(Data provided begins)
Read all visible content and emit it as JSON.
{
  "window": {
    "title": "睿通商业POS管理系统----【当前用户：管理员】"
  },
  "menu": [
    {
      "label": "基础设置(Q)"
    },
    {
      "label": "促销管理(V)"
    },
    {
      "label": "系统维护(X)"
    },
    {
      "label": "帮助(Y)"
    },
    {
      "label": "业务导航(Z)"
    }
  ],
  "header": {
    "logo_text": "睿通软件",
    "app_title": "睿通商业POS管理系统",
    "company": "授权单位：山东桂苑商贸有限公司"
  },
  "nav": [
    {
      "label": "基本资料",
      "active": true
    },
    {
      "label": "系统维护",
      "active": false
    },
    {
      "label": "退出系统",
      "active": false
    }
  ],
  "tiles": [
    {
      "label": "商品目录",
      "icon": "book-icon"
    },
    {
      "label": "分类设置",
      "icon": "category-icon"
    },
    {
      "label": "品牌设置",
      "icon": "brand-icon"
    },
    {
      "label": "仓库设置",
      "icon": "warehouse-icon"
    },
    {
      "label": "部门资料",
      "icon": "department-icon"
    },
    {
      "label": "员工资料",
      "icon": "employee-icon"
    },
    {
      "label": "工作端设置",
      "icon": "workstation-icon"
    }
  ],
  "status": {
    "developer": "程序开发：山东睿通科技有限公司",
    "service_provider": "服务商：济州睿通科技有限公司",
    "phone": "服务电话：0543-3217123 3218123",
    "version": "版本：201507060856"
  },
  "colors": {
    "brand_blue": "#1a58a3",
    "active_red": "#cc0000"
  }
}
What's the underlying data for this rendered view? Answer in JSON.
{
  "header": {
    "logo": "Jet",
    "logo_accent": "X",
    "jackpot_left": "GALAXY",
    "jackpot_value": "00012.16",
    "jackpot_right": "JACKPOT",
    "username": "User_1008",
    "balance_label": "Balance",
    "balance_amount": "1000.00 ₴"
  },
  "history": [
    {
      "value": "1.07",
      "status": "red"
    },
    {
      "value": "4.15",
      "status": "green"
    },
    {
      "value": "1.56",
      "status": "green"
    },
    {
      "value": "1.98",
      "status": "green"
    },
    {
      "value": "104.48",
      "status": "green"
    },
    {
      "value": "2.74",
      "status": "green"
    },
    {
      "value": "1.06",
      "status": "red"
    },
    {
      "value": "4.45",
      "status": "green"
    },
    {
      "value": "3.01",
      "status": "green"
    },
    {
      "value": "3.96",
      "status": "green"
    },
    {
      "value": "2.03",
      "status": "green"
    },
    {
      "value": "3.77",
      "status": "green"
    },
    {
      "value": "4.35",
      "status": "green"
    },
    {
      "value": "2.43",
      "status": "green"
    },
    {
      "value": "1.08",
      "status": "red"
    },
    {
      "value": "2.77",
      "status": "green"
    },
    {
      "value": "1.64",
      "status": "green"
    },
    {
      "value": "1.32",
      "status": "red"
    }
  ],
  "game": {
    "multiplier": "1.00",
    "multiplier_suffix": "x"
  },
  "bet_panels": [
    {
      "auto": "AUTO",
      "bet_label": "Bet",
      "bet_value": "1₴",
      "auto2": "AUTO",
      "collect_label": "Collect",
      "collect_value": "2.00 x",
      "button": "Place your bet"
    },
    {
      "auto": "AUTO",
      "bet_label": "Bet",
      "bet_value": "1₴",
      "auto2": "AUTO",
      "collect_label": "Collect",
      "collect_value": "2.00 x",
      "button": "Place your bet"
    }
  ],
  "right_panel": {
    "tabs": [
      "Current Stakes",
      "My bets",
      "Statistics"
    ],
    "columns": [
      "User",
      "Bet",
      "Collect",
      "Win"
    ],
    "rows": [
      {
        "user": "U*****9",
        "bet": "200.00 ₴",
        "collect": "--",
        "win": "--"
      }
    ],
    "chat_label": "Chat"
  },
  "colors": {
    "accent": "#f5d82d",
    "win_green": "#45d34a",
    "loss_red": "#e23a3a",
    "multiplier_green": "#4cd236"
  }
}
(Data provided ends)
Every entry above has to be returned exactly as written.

## Solution to the problem
Read all visible content and emit it as JSON.
{
  "window": {
    "title": "睿通商业POS管理系统----【当前用户：管理员】"
  },
  "menu": [
    {
      "label": "基础设置(Q)"
    },
    {
      "label": "促销管理(V)"
    },
    {
      "label": "系统维护(X)"
    },
    {
      "label": "帮助(Y)"
    },
    {
      "label": "业务导航(Z)"
    }
  ],
  "header": {
    "logo_text": "睿通软件",
    "app_title": "睿通商业POS管理系统",
    "company": "授权单位：山东桂苑商贸有限公司"
  },
  "nav": [
    {
      "label": "基本资料",
      "active": true
    },
    {
      "label": "系统维护",
      "active": false
    },
    {
      "label": "退出系统",
      "active": false
    }
  ],
  "tiles": [
    {
      "label": "商品目录",
      "icon": "book-icon"
    },
    {
      "label": "分类设置",
      "icon": "category-icon"
    },
    {
      "label": "品牌设置",
      "icon": "brand-icon"
    },
    {
      "label": "仓库设置",
      "icon": "warehouse-icon"
    },
    {
      "label": "部门资料",
      "icon": "department-icon"
    },
    {
      "label": "员工资料",
      "icon": "employee-icon"
    },
    {
      "label": "工作端设置",
      "icon": "workstation-icon"
    }
  ],
  "status": {
    "developer": "程序开发：山东睿通科技有限公司",
    "service_provider": "服务商：济州睿通科技有限公司",
    "phone": "服务电话：0543-3217123 3218123",
    "version": "版本：201507060856"
  },
  "colors": {
    "brand_blue": "#1a58a3",
    "active_red": "#cc0000"
  }
}
What's the underlying data for this rendered view? Answer in JSON.
{
  "header": {
    "logo": "Jet",
    "logo_accent": "X",
    "jackpot_left": "GALAXY",
    "jackpot_value": "00012.16",
    "jackpot_right": "JACKPOT",
    "username": "User_1008",
    "balance_label": "Balance",
    "balance_amount": "1000.00 ₴"
  },
  "history": [
    {
      "value": "1.07",
      "status": "red"
    },
    {
      "value": "4.15",
      "status": "green"
    },
    {
      "value": "1.56",
      "status": "green"
    },
    {
      "value": "1.98",
      "status": "green"
    },
    {
      "value": "104.48",
      "status": "green"
    },
    {
      "value": "2.74",
      "status": "green"
    },
    {
      "value": "1.06",
      "status": "red"
    },
    {
      "value": "4.45",
      "status": "green"
    },
    {
      "value": "3.01",
      "status": "green"
    },
    {
      "value": "3.96",
      "status": "green"
    },
    {
      "value": "2.03",
      "status": "green"
    },
    {
      "value": "3.77",
      "status": "green"
    },
    {
      "value": "4.35",
      "status": "green"
    },
    {
      "value": "2.43",
      "status": "green"
    },
    {
      "value": "1.08",
      "status": "red"
    },
    {
      "value": "2.77",
      "status": "green"
    },
    {
      "value": "1.64",
      "status": "green"
    },
    {
      "value": "1.32",
      "status": "red"
    }
  ],
  "game": {
    "multiplier": "1.00",
    "multiplier_suffix": "x"
  },
  "bet_panels": [
    {
      "auto": "AUTO",
      "bet_label": "Bet",
      "bet_value": "1₴",
      "auto2": "AUTO",
      "collect_label": "Collect",
      "collect_value": "2.00 x",
      "button": "Place your bet"
    },
    {
      "auto": "AUTO",
      "bet_label": "Bet",
      "bet_value": "1₴",
      "auto2": "AUTO",
      "collect_label": "Collect",
      "collect_value": "2.00 x",
      "button": "Place your bet"
    }
  ],
  "right_panel": {
    "tabs": [
      "Current Stakes",
      "My bets",
      "Statistics"
    ],
    "columns": [
      "User",
      "Bet",
      "Collect",
      "Win"
    ],
    "rows": [
      {
        "user": "U*****9",
        "bet": "200.00 ₴",
        "collect": "--",
        "win": "--"
      }
    ],
    "chat_label": "Chat"
  },
  "colors": {
    "accent": "#f5d82d",
    "win_green": "#45d34a",
    "loss_red": "#e23a3a",
    "multiplier_green": "#4cd236"
  }
}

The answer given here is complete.